The country’s defense minister said that the nation is willing to think about joining the second pillar of the AUKUS defense agreement.

New Zealand has confirmed that it is in talks to join the non-nuclear pillar of the AUKUS alliance, founded by Australia, the UK, and the US.

Defense Minister Andrew Little said the country was willing to explore the opportunity, involving discussions on surveillance and radio technology to protect defense personnel.

“We have been offered the opportunity to talk about whether we could or wish to participate in that pillar two [non-nuclear] aspects of it. “I’ve indicated we will be willing to explore it,” Mr. Little said in Wellington on Tuesday.

New Zealand has not been offered the chance to join pillar one, which covers Australia’s receipt of nuclear-powered submarines, due to its anti-nuclear position. Little said that AUKUS membership could not compromise the country’s legal obligations and moral commitment to being nuclear-free. 

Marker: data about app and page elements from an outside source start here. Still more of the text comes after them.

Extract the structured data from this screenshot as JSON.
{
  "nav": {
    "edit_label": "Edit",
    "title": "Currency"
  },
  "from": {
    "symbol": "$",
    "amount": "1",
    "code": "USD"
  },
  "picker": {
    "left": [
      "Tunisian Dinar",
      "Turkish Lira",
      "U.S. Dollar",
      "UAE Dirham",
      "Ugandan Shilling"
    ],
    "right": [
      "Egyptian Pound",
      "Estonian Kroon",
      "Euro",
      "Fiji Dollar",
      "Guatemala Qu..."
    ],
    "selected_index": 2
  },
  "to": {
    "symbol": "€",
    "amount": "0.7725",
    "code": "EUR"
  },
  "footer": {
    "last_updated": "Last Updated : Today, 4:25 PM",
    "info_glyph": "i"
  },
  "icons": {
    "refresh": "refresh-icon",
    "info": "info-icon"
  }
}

The second “pillar” of the three-part deal covers sharing advanced military technologies, including quantum computing and artificial intelligence.

New Zealand has expressed concerns that AUKUS may jeopardize the Treaty of Rarotonga, which designates large areas of the Pacific free of nuclear weapons.

Last week, Foreign Minister Nanaia Mahuta met with top Chinese diplomats and told them about these worries. China is very against AUKUS and has said it has “serious concern and firm opposition” to the military partnership between Australia, the UK, and the US. It is unclear whether China holds the same concerns about pillar two of the AUKUS deal. 

New Zealand’s former Prime Minister Helen Clark has argued that it is not in the country’s interests to be associated with AUKUS.

Source: Interesting Engineering